Activity = Look through the lines below for the word "ΦΙΛΟΙ", and copy every line that has it.

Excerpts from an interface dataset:
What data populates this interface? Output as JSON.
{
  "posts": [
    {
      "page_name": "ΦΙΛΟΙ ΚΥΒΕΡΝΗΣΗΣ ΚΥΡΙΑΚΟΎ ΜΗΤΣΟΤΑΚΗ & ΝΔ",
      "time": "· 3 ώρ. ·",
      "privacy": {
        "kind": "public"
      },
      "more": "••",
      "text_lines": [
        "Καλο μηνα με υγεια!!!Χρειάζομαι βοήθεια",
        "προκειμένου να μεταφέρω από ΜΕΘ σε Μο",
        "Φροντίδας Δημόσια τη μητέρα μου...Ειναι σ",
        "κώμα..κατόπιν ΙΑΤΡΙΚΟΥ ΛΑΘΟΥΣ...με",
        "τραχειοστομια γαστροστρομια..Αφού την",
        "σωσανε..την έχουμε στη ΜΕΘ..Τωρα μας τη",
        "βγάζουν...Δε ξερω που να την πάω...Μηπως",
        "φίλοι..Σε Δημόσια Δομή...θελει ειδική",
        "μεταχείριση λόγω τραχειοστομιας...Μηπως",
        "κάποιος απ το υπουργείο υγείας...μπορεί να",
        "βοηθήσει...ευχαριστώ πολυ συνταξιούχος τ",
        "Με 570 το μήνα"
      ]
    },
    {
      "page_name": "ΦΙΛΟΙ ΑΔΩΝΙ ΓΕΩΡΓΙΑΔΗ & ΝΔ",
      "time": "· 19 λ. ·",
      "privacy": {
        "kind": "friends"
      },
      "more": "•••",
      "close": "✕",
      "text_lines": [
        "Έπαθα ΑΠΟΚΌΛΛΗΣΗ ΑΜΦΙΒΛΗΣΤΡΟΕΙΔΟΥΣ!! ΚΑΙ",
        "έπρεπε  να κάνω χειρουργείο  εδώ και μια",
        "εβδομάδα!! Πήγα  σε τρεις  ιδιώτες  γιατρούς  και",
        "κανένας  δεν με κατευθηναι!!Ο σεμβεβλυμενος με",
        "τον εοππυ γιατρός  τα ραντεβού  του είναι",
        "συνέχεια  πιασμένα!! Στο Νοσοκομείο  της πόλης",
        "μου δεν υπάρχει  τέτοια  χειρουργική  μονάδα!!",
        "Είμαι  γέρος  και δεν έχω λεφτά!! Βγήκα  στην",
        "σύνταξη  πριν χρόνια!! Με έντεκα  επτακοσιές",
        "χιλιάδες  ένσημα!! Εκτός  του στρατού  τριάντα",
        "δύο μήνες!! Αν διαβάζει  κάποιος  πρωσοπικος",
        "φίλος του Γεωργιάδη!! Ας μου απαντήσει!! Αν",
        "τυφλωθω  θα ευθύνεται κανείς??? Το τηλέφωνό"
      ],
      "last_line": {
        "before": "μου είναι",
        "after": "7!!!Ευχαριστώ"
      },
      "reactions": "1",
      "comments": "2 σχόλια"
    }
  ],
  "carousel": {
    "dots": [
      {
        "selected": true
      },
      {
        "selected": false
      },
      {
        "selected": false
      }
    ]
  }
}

Solution to this task =
      "page_name": "ΦΙΛΟΙ ΚΥΒΕΡΝΗΣΗΣ ΚΥΡΙΑΚΟΎ ΜΗΤΣΟΤΑΚΗ & ΝΔ",
      "page_name": "ΦΙΛΟΙ ΑΔΩΝΙ ΓΕΩΡΓΙΑΔΗ & ΝΔ",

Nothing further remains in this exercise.